Mark Ellis is headed to disabled list with a hamstring injury suffered last night, so the A’s have called up Jemile Weeks from Triple-A to take over as the starting second baseman.
Weeks will be in the lineup tonight as Oakland’s leadoff hitter, which has primarily been Coco Crisp’s spot in the batting order.
Weeks is the younger brother of Brewers second baseman Rickie Weeks and was the A’s first-round pick in 2008. He had mediocre numbers at Single-A and Double-A, but has hit .321 with 10 steals and an .862 OPS in 45 games at Triple-A, drawing nearly as many walks (29) as strikeouts (32) while getting on base at a .414 clip.
He projects as a solid regular rather than a semi-star like his brother and Weeks may have to impress right away to hang onto a roster spot once Ellis is ready to return, but in the meantime the A’s will take an early look at Ellis’ long-term replacement.
The Rockies announced a minor swap of relief pitchers on Monday evening. The Cubs sent lefty Zac Rosscup to the Rockies in exchange for right-hander Matt Carasiti.
Rosscup, 29, was designated for assignment by the Cubs last Thursday. He spent only two-thirds of an inning in the majors this year and has a 5.32 career ERA across 47 1/3 innings. Rosscup has spent most of the season with Triple-A Iowa, posting a 2.60 ERA in 27 2/3 innings.
Carasiti, 25, spent 15 2/3 innings in the majors last year, putting up an ugly 9.19 ERA. With Triple-A Albuquerque this season, he compiled a 2.37 ERA and a 43/13 K/BB ratio in 30 1/3 innings.
The Associated Press reported that on Monday, the U.S. Court of Appeals for the 9th Circuit affirmed a district court ruling which holds that the minor leagues are exempt from federal antitrust law, just like the major leagues.
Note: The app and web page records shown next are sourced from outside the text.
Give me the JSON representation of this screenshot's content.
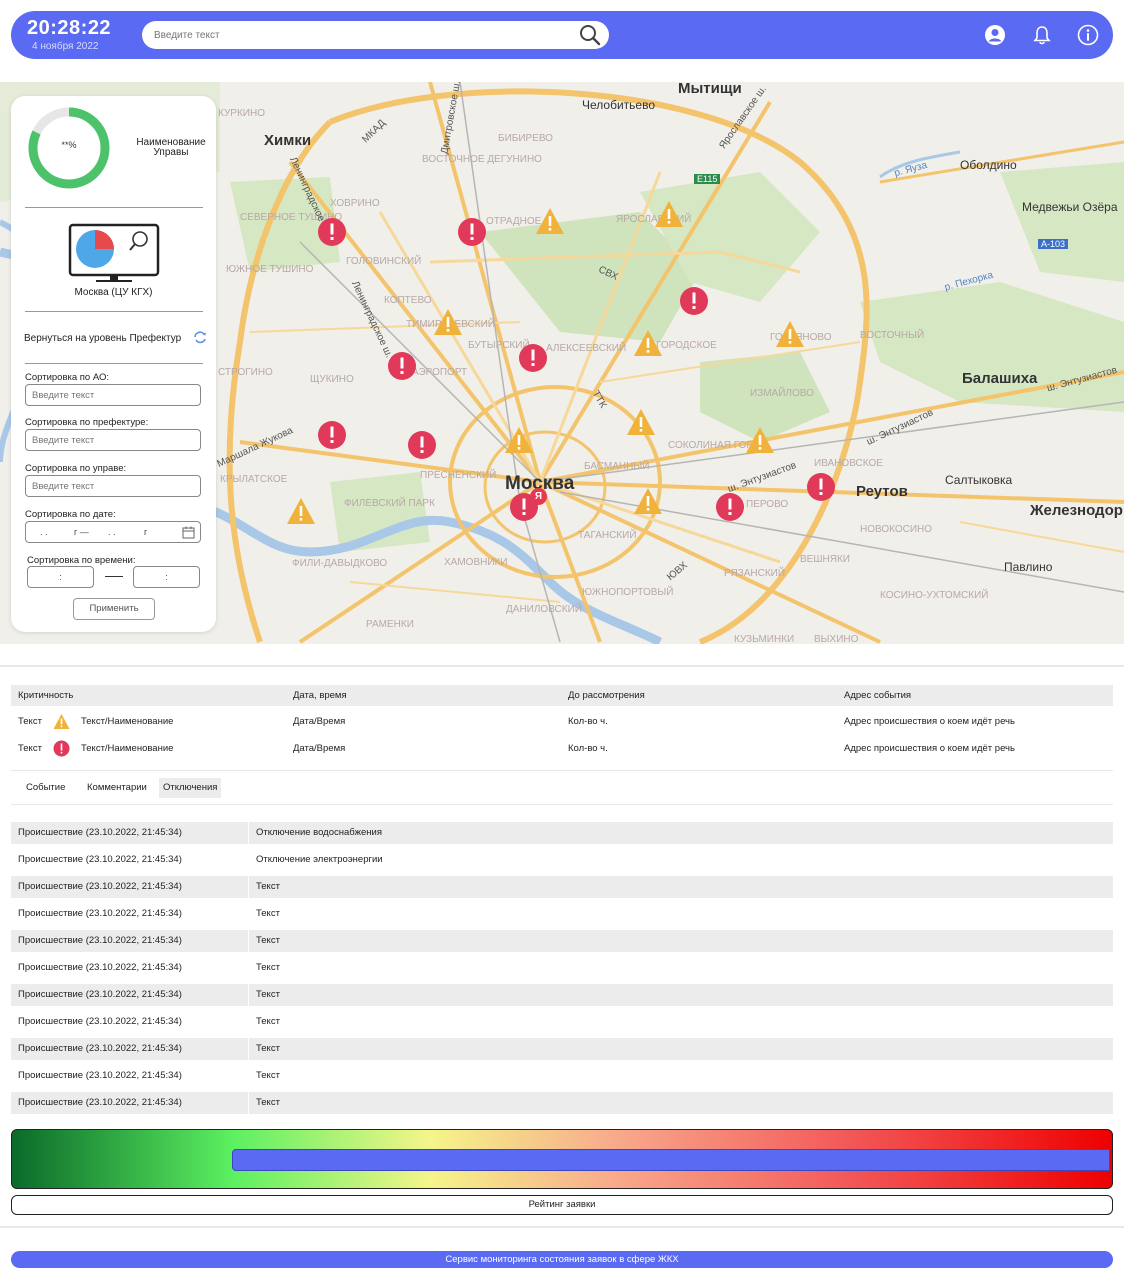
{
  "header": {
    "time": "20:28:22",
    "date": "4 ноября 2022",
    "search_placeholder": "Введите текст"
  },
  "map": {
    "districts": [
      "КУРКИНО",
      "СЕВЕРНОЕ ТУШИНО",
      "ЮЖНОЕ ТУШИНО",
      "ХОВРИНО",
      "ГОЛОВИНСКИЙ",
      "КОПТЕВО",
      "ВОСТОЧНОЕ ДЕГУНИНО",
      "БИБИРЕВО",
      "ОТРАДНОЕ",
      "ЯРОСЛАВСКИЙ",
      "ТИМИРЯЗЕВСКИЙ",
      "БУТЫРСКИЙ",
      "АЛЕКСЕЕВСКИЙ",
      "ГОРОДСКОЕ",
      "ГОЛЬЯНОВО",
      "ВОСТОЧНЫЙ",
      "ИЗМАЙЛОВО",
      "ЩУКИНО",
      "АЭРОПОРТ",
      "ПРЕСНЕНСКИЙ",
      "БАСМАННЫЙ",
      "СОКОЛИНАЯ ГОРА",
      "ИВАНОВСКОЕ",
      "ПЕРОВО",
      "НОВОКОСИНО",
      "ВЕШНЯКИ",
      "ТАГАНСКИЙ",
      "ХАМОВНИКИ",
      "ФИЛЕВСКИЙ ПАРК",
      "ФИЛИ-ДАВЫДКОВО",
      "ДАНИЛОВСКИЙ",
      "ЮЖНОПОРТОВЫЙ",
      "РЯЗАНСКИЙ",
      "КОСИНО-УХТОМСКИЙ",
      "РАМЕНКИ",
      "КУЗЬМИНКИ",
      "ВЫХИНО",
      "КРЫЛАТСКОЕ",
      "СТРОГИНО"
    ],
    "cities": [
      "Мытищи",
      "Челобитьево",
      "Химки",
      "Оболдино",
      "Медвежьи Озёра",
      "Балашиха",
      "Реутов",
      "Салтыковка",
      "Железнодор",
      "Павлино",
      "Москва"
    ],
    "roads": [
      "МКАД",
      "ТТК",
      "СВХ",
      "ЮВХ",
      "Ярославское ш.",
      "Дмитровское ш.",
      "Ленинградское ш.",
      "Ленинградское ш.",
      "ш. Энтузиастов",
      "ш. Энтузиастов",
      "ш. Энтузиастов",
      "Маршала Жукова",
      "р. Яуза",
      "р. Пехорка",
      "E115",
      "A-103",
      "Я"
    ]
  },
  "panel": {
    "gauge_value": "**%",
    "gauge_fraction": 0.82,
    "uprava_label": "Наименование Управы",
    "monitor_label": "Москва (ЦУ КГХ)",
    "back_label": "Вернуться на уровень Префектур",
    "filters": [
      {
        "label": "Сортировка по АО:",
        "placeholder": "Введите текст"
      },
      {
        "label": "Сортировка по префектуре:",
        "placeholder": "Введите текст"
      },
      {
        "label": "Сортировка по управе:",
        "placeholder": "Введите текст"
      }
    ],
    "date_label": "Сортировка по дате:",
    "date_parts": [
      ". .",
      "г —",
      ". .",
      "г"
    ],
    "time_label": "Сортировка по времени:",
    "time_from": ":",
    "time_to": ":",
    "apply_label": "Применить"
  },
  "criticality_table": {
    "headers": [
      "Критичность",
      "Дата, время",
      "До рассмотрения",
      "Адрес события"
    ],
    "rows": [
      {
        "level": "Текст",
        "icon": "warning-icon",
        "name": "Текст/Наименование",
        "datetime": "Дата/Время",
        "remaining": "Кол-во ч.",
        "address": "Адрес происшествия о коем идёт речь"
      },
      {
        "level": "Текст",
        "icon": "alert-icon",
        "name": "Текст/Наименование",
        "datetime": "Дата/Время",
        "remaining": "Кол-во ч.",
        "address": "Адрес происшествия о коем идёт речь"
      }
    ]
  },
  "tabs": [
    {
      "label": "Событие",
      "active": false
    },
    {
      "label": "Комментарии",
      "active": false
    },
    {
      "label": "Отключения",
      "active": true
    }
  ],
  "incidents": [
    {
      "event": "Происшествие (23.10.2022, 21:45:34)",
      "text": "Отключение водоснабжения"
    },
    {
      "event": "Происшествие (23.10.2022, 21:45:34)",
      "text": "Отключение электроэнергии"
    },
    {
      "event": "Происшествие (23.10.2022, 21:45:34)",
      "text": "Текст"
    },
    {
      "event": "Происшествие (23.10.2022, 21:45:34)",
      "text": "Текст"
    },
    {
      "event": "Происшествие (23.10.2022, 21:45:34)",
      "text": "Текст"
    },
    {
      "event": "Происшествие (23.10.2022, 21:45:34)",
      "text": "Текст"
    },
    {
      "event": "Происшествие (23.10.2022, 21:45:34)",
      "text": "Текст"
    },
    {
      "event": "Происшествие (23.10.2022, 21:45:34)",
      "text": "Текст"
    },
    {
      "event": "Происшествие (23.10.2022, 21:45:34)",
      "text": "Текст"
    },
    {
      "event": "Происшествие (23.10.2022, 21:45:34)",
      "text": "Текст"
    },
    {
      "event": "Происшествие (23.10.2022, 21:45:34)",
      "text": "Текст"
    }
  ],
  "rating": {
    "label": "Рейтинг заявки",
    "value_fraction": 0.2
  },
  "footer": "Сервис мониторинга состояния заявок в сфере ЖКХ",
  "colors": {
    "accent": "#5b6af2",
    "alert": "#e0395a",
    "warning": "#f0b23a",
    "gauge": "#4cc36a"
  }
}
In 2015, four minor leaguers sued Major League Baseball, alleging that MLB violated antitrust laws with its hiring and employment policies. They accused MLB of “restrain[ing] horizontal competition between and among” franchises and “artificially and illegally depressing” the salaries of minor league players.
The U.S. Court of Appeals said the players failed to state an antitrust claim, as the Curt Flood Act of 1998 exempted Minor League Baseball explicitly from antitrust laws.
This case is separate from the Aaron Senne case in which Major League Baseball is accused of violating the Fair Labor Standards Act. That case was recertified as a class action lawsuit in March. In December, Major League Baseball established a political action committee (PAC), which came months after two members of Congress sought to change language in the FLSA so that minor league players could continue to be paid substandard wages.